University of Virginia cornerback wins $100k in Virginia lottery

Virginia cornerback Chuck Davis hit all five numbers recently on Cash Five game from the Virginia Lottery to take home $100,000.

He went on a coffee run one morning for his mom and decided to play the numbers his gradmother gave him and now he's $100k richer and looks like the happiest person on the planet.

God first last and always 🙌🏽

A post shared by Charles Davis (@forevergone6) on

Davis is a redshirt freshman after sitting out a year after a transfer from Nebraska. As for his plans for the money?

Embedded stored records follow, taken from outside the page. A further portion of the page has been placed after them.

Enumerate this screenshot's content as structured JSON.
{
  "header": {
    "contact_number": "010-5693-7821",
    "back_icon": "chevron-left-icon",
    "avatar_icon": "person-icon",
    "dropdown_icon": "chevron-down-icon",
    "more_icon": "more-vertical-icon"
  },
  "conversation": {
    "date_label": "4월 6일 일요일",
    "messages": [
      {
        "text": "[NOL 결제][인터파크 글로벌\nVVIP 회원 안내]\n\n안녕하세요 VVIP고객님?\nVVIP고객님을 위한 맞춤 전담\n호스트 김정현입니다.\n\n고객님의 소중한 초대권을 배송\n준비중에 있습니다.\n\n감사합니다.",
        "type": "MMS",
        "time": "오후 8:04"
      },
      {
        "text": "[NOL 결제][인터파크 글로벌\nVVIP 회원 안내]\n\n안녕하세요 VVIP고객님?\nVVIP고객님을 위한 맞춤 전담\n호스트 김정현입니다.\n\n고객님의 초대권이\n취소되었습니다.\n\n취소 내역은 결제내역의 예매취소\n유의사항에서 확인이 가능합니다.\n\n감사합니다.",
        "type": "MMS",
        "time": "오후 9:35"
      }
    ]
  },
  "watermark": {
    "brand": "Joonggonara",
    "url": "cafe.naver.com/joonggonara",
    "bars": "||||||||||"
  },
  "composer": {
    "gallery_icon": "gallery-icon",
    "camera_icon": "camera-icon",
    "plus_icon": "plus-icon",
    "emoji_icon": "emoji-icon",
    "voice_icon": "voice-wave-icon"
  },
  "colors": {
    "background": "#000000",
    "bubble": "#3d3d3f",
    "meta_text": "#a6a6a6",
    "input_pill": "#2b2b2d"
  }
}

Here's hoping he gets to enjoy all the money and doesn't get a call from the NCAA.